From the entries that follow, list every line in which the string "icon" appears.

Excerpts from a dataset:
=== Section Start ===
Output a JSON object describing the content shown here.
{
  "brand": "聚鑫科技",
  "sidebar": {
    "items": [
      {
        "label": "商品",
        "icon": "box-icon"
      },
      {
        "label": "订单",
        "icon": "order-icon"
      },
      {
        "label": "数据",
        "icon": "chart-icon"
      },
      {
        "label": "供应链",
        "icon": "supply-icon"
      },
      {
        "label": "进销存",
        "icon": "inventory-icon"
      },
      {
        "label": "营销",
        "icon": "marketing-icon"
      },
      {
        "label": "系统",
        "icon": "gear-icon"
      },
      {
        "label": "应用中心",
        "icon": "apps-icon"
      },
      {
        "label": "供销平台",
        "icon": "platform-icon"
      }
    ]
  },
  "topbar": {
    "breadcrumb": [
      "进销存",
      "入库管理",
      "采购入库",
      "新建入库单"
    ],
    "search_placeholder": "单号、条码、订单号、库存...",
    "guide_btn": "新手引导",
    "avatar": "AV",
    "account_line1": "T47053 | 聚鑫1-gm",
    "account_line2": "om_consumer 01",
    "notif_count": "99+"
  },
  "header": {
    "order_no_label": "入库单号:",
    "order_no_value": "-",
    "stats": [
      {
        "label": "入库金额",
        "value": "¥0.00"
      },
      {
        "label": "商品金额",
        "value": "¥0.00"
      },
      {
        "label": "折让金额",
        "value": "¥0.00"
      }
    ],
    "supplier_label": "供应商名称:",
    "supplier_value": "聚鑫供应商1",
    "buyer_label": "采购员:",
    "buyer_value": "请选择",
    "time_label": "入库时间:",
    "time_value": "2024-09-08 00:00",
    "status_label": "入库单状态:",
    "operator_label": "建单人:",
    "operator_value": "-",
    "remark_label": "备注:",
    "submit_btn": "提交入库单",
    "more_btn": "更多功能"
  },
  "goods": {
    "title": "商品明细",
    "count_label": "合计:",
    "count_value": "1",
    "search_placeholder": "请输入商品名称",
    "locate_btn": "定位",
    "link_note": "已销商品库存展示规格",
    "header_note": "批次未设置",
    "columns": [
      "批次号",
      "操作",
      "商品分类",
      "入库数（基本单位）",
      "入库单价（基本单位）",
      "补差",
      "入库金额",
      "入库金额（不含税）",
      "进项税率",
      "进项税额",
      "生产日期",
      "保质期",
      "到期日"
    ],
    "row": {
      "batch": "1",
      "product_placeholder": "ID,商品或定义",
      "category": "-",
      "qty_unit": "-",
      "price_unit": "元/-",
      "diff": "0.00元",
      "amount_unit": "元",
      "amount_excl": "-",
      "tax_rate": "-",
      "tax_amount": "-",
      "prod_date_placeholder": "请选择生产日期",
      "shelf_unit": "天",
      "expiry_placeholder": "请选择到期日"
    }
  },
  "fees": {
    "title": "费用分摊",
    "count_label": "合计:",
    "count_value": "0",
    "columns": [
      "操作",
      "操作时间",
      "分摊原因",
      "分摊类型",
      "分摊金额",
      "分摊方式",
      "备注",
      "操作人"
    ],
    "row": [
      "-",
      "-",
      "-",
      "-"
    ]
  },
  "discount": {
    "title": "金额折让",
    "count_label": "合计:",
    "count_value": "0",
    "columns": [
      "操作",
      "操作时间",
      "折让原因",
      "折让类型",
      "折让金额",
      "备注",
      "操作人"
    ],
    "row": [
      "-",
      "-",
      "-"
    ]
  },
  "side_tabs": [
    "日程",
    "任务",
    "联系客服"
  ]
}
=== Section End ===
## ANSWER TO THIS TASK
        "icon": "box-icon"
        "icon": "order-icon"
        "icon": "chart-icon"
        "icon": "supply-icon"
        "icon": "inventory-icon"
        "icon": "marketing-icon"
        "icon": "gear-icon"
        "icon": "apps-icon"
        "icon": "platform-icon"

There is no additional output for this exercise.